New hedge fund managers aspire to accumulate assets rivaling established companies like Bridgewater or J.P. Morgan, but many will likely fall short. Consequently, some asset managers are looking into the exchange traded fund wrapper to gain an edge.
Smaller funds often find it harder to bring in large pension funds and institutions that look for large hedge funds with billions in assets under management and long track records, reports Ashley Lau for Reuters.
As a result, more are beginning to look at ETFs as a way to market their investment strategies, targeting financial advisors and retail investors instead. The ETF structures provides accessibility, allowing any investor to trade the security like a common stock, and requires no minimum investments beyond the price for a single share. [JPMorgan Plans to Enter the ETF Arena, Looks to Active Space]
“It’s a matter of access,” said Mebane Faber, chief investment officer at California-based Cambria Investments.
Faber has converted a former hedge fund strategy into the AdvisorShares Cambria Global Tactical ETF (NYSEArca; GTAA), which now holds $40.9 million in assets under management.

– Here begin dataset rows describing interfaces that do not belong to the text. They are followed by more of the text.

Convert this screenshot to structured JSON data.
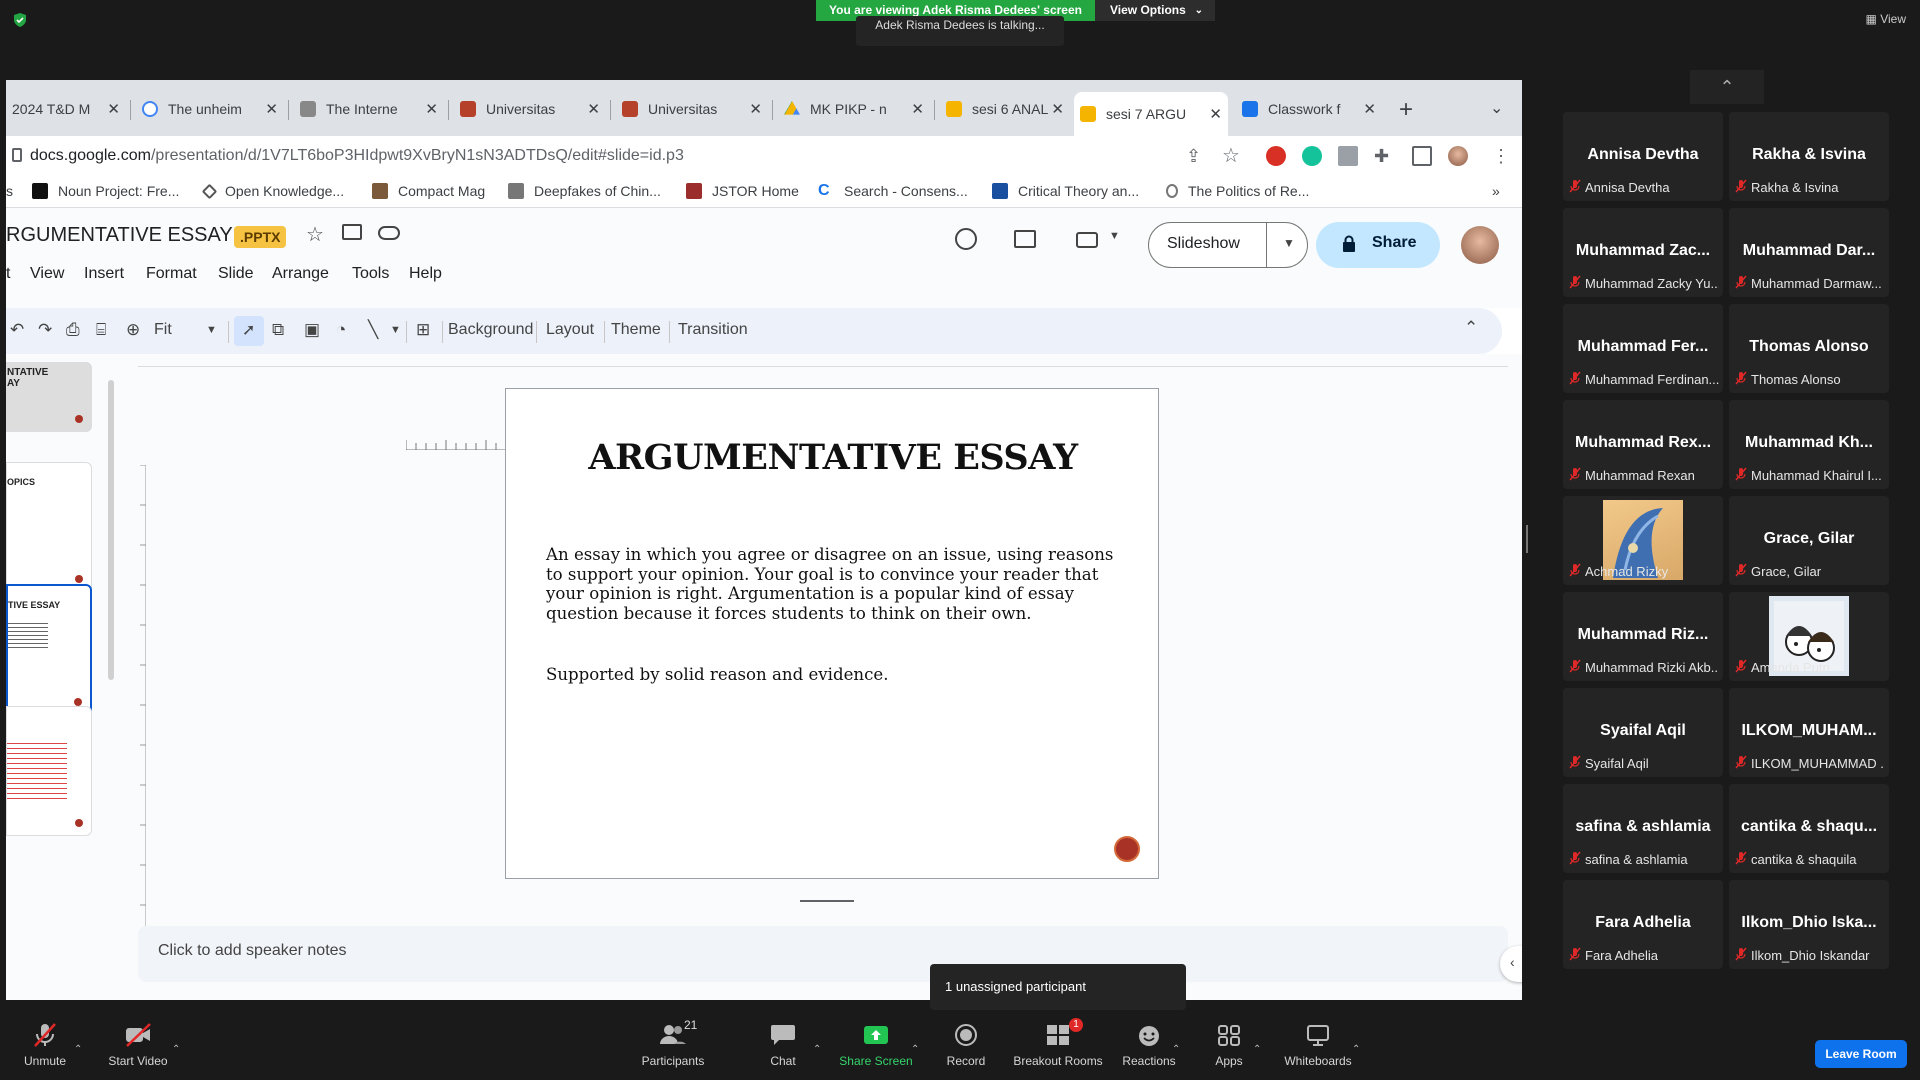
{
  "zoom": {
    "viewing_banner": "You are viewing Adek Risma Dedees' screen",
    "view_options": "View Options",
    "talking": "Adek Risma Dedees is talking...",
    "top_view": "View"
  },
  "browser": {
    "tabs": [
      {
        "label": "2024 T&D M",
        "color": "#c8c8c8"
      },
      {
        "label": "The unheim",
        "color": "#4285f4"
      },
      {
        "label": "The Interne",
        "color": "#888888"
      },
      {
        "label": "Universitas",
        "color": "#b5412a"
      },
      {
        "label": "Universitas",
        "color": "#b5412a"
      },
      {
        "label": "MK PIKP - n",
        "color": "#0f9d58"
      },
      {
        "label": "sesi 6 ANAL",
        "color": "#f4b400"
      },
      {
        "label": "sesi 7 ARGU",
        "color": "#f4b400"
      },
      {
        "label": "Classwork f",
        "color": "#1a73e8"
      }
    ],
    "url_host": "docs.google.com",
    "url_path": "/presentation/d/1V7LT6boP3HIdpwt9XvBryN1sN3ADTDsQ/edit#slide=id.p3",
    "bookmarks": [
      {
        "label": "s"
      },
      {
        "label": "Noun Project: Fre..."
      },
      {
        "label": "Open Knowledge..."
      },
      {
        "label": "Compact Mag"
      },
      {
        "label": "Deepfakes of Chin..."
      },
      {
        "label": "JSTOR Home"
      },
      {
        "label": "Search - Consens..."
      },
      {
        "label": "Critical Theory an..."
      },
      {
        "label": "The Politics of Re..."
      }
    ],
    "bookmarks_more": "»"
  },
  "slides": {
    "doc_title": "RGUMENTATIVE ESSAY",
    "badge": ".PPTX",
    "menus": [
      "t",
      "View",
      "Insert",
      "Format",
      "Slide",
      "Arrange",
      "Tools",
      "Help"
    ],
    "slideshow": "Slideshow",
    "share": "Share",
    "zoom": "Fit",
    "toolbar_text": [
      "Background",
      "Layout",
      "Theme",
      "Transition"
    ],
    "thumbnails": [
      "NTATIVE\nAY",
      "OPICS",
      "TIVE ESSAY",
      ""
    ],
    "slide_title": "ARGUMENTATIVE ESSAY",
    "slide_body": "An essay in which you agree or disagree on an issue, using reasons to support your opinion. Your goal is to convince your reader that your opinion is right. Argumentation is a popular kind of essay question because it forces students to think on their own.",
    "slide_body2": "Supported by solid reason and evidence.",
    "speaker_notes": "Click to add speaker notes"
  },
  "gallery": [
    {
      "big": "Annisa Devtha",
      "small": "Annisa Devtha"
    },
    {
      "big": "Rakha & Isvina",
      "small": "Rakha & Isvina"
    },
    {
      "big": "Muhammad Zac...",
      "small": "Muhammad Zacky Yu..."
    },
    {
      "big": "Muhammad Dar...",
      "small": "Muhammad Darmaw..."
    },
    {
      "big": "Muhammad Fer...",
      "small": "Muhammad Ferdinan..."
    },
    {
      "big": "Thomas Alonso",
      "small": "Thomas Alonso"
    },
    {
      "big": "Muhammad Rex...",
      "small": "Muhammad Rexan"
    },
    {
      "big": "Muhammad Kh...",
      "small": "Muhammad Khairul I..."
    },
    {
      "big": "",
      "small": "Achmad Rizky",
      "photo": "bird"
    },
    {
      "big": "Grace, Gilar",
      "small": "Grace, Gilar"
    },
    {
      "big": "Muhammad Riz...",
      "small": "Muhammad Rizki Akb..."
    },
    {
      "big": "",
      "small": "Amanda Putri",
      "photo": "anime"
    },
    {
      "big": "Syaifal Aqil",
      "small": "Syaifal Aqil"
    },
    {
      "big": "ILKOM_MUHAM...",
      "small": "ILKOM_MUHAMMAD ..."
    },
    {
      "big": "safina & ashlamia",
      "small": "safina & ashlamia"
    },
    {
      "big": "cantika & shaqu...",
      "small": "cantika & shaquila"
    },
    {
      "big": "Fara Adhelia",
      "small": "Fara Adhelia"
    },
    {
      "big": "Ilkom_Dhio Iska...",
      "small": "Ilkom_Dhio Iskandar"
    }
  ],
  "toast": "1 unassigned participant",
  "bottombar": {
    "unmute": "Unmute",
    "start_video": "Start Video",
    "participants": "Participants",
    "participants_count": "21",
    "chat": "Chat",
    "share_screen": "Share Screen",
    "record": "Record",
    "breakout_rooms": "Breakout Rooms",
    "breakout_badge": "1",
    "reactions": "Reactions",
    "apps": "Apps",
    "whiteboards": "Whiteboards",
    "leave_room": "Leave Room"
  }
}
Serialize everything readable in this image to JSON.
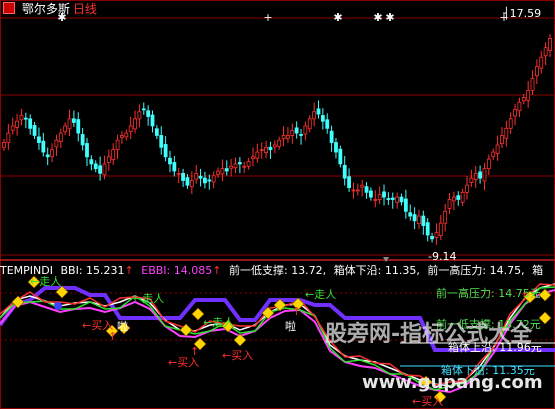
{
  "header": {
    "stock_name": "鄂尔多斯",
    "period": "日线"
  },
  "top_price_labels": {
    "high": "17.59",
    "low": "9.14"
  },
  "indicator": {
    "name": "TEMPINDI",
    "items": [
      {
        "label": "BBI:",
        "value": "15.231",
        "arrow": "↑",
        "color": "#ffffff"
      },
      {
        "label": "EBBI:",
        "value": "14.085",
        "arrow": "↑",
        "color": "#ff40ff"
      },
      {
        "label": "前一低支撑:",
        "value": "13.72,",
        "arrow": "",
        "color": "#ffffff"
      },
      {
        "label": "箱体下沿:",
        "value": "11.35,",
        "arrow": "",
        "color": "#40e0ff"
      },
      {
        "label": "前一高压力:",
        "value": "14.75,",
        "arrow": "",
        "color": "#ffffff"
      },
      {
        "label": "箱",
        "value": "",
        "arrow": "",
        "color": "#ffffff"
      }
    ]
  },
  "right_labels": [
    {
      "text": "前一高压力: 14.75元",
      "color": "#50e050"
    },
    {
      "text": "前一低支撑: 13.72元",
      "color": "#50e050"
    },
    {
      "text": "箱体上沿: 11.96元",
      "color": "#ffffff"
    },
    {
      "text": "箱体下沿: 11.35元",
      "color": "#40e0ff"
    }
  ],
  "signals": {
    "zou": "←走人",
    "mai": "←买入",
    "la": "啦"
  },
  "watermark": {
    "line1": "股旁网-指标公式大全",
    "line2": "www.gupang.com"
  },
  "colors": {
    "up": "#ff3030",
    "down": "#40ffff",
    "grid": "#8b0000"
  },
  "chart_data": [
    {
      "type": "candlestick",
      "title": "鄂尔多斯 日线",
      "annotated_high": 17.59,
      "annotated_low": 9.14,
      "ylim": [
        8.5,
        18.2
      ],
      "close_series": [
        13.2,
        13.6,
        13.9,
        14.1,
        14.35,
        14.2,
        13.8,
        13.5,
        13.2,
        12.8,
        12.6,
        12.9,
        13.3,
        13.6,
        13.9,
        14.2,
        14.05,
        13.6,
        13.1,
        12.6,
        12.3,
        12.1,
        11.9,
        12.3,
        12.6,
        12.9,
        13.3,
        13.5,
        13.6,
        13.9,
        14.2,
        14.5,
        14.6,
        14.3,
        13.9,
        13.5,
        13.0,
        12.6,
        12.3,
        12.0,
        11.9,
        11.6,
        11.4,
        11.6,
        11.9,
        11.7,
        11.5,
        11.6,
        11.8,
        12.0,
        12.1,
        12.0,
        12.2,
        12.3,
        12.3,
        12.2,
        12.4,
        12.6,
        12.8,
        12.9,
        13.0,
        12.9,
        13.1,
        13.3,
        13.5,
        13.5,
        13.7,
        13.6,
        13.5,
        13.9,
        14.2,
        14.5,
        14.4,
        14.1,
        13.8,
        13.2,
        12.8,
        12.3,
        11.7,
        11.3,
        11.2,
        11.2,
        11.4,
        11.1,
        10.9,
        10.8,
        11.0,
        10.9,
        10.8,
        10.8,
        10.9,
        10.7,
        10.3,
        10.1,
        9.9,
        10.1,
        9.7,
        9.3,
        9.14,
        9.4,
        9.8,
        10.3,
        10.8,
        10.9,
        10.8,
        11.1,
        11.4,
        11.7,
        11.9,
        11.7,
        12.1,
        12.5,
        12.8,
        13.1,
        13.5,
        13.8,
        14.2,
        14.6,
        14.9,
        15.1,
        15.4,
        15.9,
        16.4,
        16.8,
        17.2,
        17.59
      ]
    },
    {
      "type": "line",
      "title": "TEMPINDI",
      "series": [
        {
          "name": "BBI",
          "last": 15.231
        },
        {
          "name": "EBBI",
          "last": 14.085
        },
        {
          "name": "前一低支撑",
          "last": 13.72
        },
        {
          "name": "箱体下沿",
          "last": 11.35
        },
        {
          "name": "前一高压力",
          "last": 14.75
        },
        {
          "name": "箱体上沿",
          "last": 11.96
        }
      ]
    }
  ]
}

He also hinted at possibly converting his other two private funds into ETFs.
Managers, though, will have to be comfortable with the lower fees associated with ETFs. According to XTF data, the average U.S.-listed actively managed ETF comes with an expense ratio of 0.84%. In comparison, hedge funds typically come with an annual management fee of 2% and a performance fee for 20% of profits.